When 2001 Champion Golfer of the Year David Duval woke up on a fine Saturday, July morning in Lancashire, he probably did so with a marginal reluctance to get out of bed.
Duval had experienced a mixed start to The Open at Royal Lytham & St Annes that year, shooting 69 and 73 to leave himself sitting on level par – 35th on the leaderboard – and a considerable seven shots adrift of front-runner Colin Montgomerie.
Indeed his Open prospects looked minimal, while his reputation as golf’s nearly man who permanently lived in the shadow of his brilliant and multiple major-winning compatriot Tiger Woods was only going to be enhanced.
The previous year at St Andrews the American squandered a promising position on the back nine on the final day, lying just three shots behind that man Woods with seven holes to play.
But he then proceeded to stumble at the home of golf, evoking memories of Jean van de Velde at Carnoustie in 1999 as he quadruple-bogied eight in the Road Bunker at the 17th.
History had briefly looked to have been repeating itself on the second day of the 2001 Championship as Duval sat at four under at the halfway mark, taking up 40 shots on the back nine.
“For the first two rounds I played bad but made everything on the greens, then for the last two rounds I played well and still made everything on the greens” david duval
The deflated Duval was candid about his mentality heading into the weekend’s action, admitting that links golf was ‘not fun, but more of a grind’ and visibly despondent as that first major continued to allude him.
But Duval, a fastidious trainer who lifted weights and went running up to six miles per day, had other ideas as he entered the business end of the competition just 12 months on from his 2000 capitulation.
The contemporary world number six went about his business on Day Three of the Championship with alacrity, starting strongly to lay the foundations for an ascent up the leaderboard to propel himself back into contention.
He shot no fewer than six birdies in the opening 13 holes in front of a raucous weekend crowd, leaving him tantalisingly close to a share of the lead with five holes remaining.
He needed just a scintillating 32 shots to get around the first nine, going on to birdie the 10th, 11th and 13th to catapult himself up the standings.
And his birdie at 14 was enough to see him tie for the lead in Lancashire, denting Montgomerie’s fading hopes on a day when the Scot fell to joint-fifth place.
But his momentum diminished at the next hole.

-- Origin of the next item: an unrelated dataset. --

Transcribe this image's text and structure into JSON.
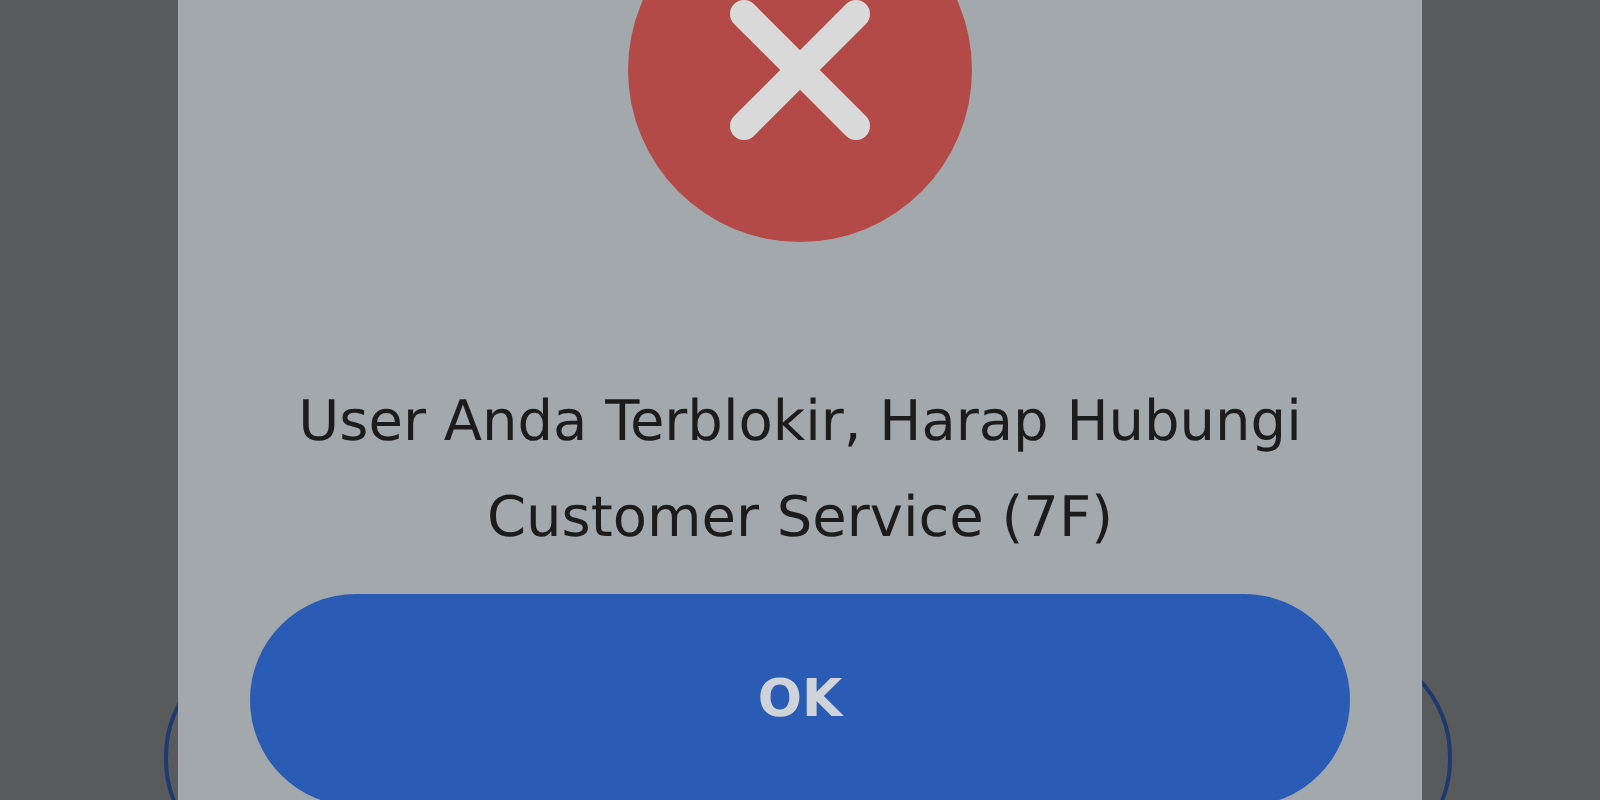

Having developed a reputation as the hardest on the course during the opening two days, Duval made his first bogey of the round after finding the heavy rough to the right of the fairway from the tee.
While he safely navigated his way through the 16th, he encountered further trouble at the penultimate hole, risking undoing all his hard work as the prospect of a final-day lead began to beckon.
Duval’s second shot found a bad lie through the green with the pin cut just yards to the right, only for the American to produce a superb chip that stopped just short of the flag to assuage his concerns and keep him in contention.
And after safely parring the final hole, he was able to cap off a quite spectacular round that left him tied for the lead alongside Alex Cejka, Ian Woosnam and Bernhard Langer on six under.
After holding his nerve on the final day by carding 67 – to hold off the charge of the resurgent Swede Niclas Fasth for a three-shot lead – Duval made sure that wait for a maiden major title would no longer allude him.
And, in doing so thanks largely to that spectacular Saturday 65, he could not hide his emotion.
“It’s a big relief – the majors are so pressure-packed,” Duval, 39 at the time, reflected.
“Any minor mistake is magnified and I’m very pleased I didn’t let up and kept plugging on.
"For the first two rounds I played bad but I made everything on the greens, then for the last two rounds I played well and still made everything on the greens.
“It's just a game, and I may have made it bigger than it is too at times, and maybe that is some of the reason I felt so good today, that I finally realised it is just a game."
Game or more, Duval’s performance was unequivocally one for the ages, marking the only major title in his career but, in lifting the Claret Jug, an experience he will surely never forget.
And, while those final 18 holes of golf sealed it, it was that majestic 65 that injected the momentum into his push and will surely go down as one of The Open’s finest ever rounds.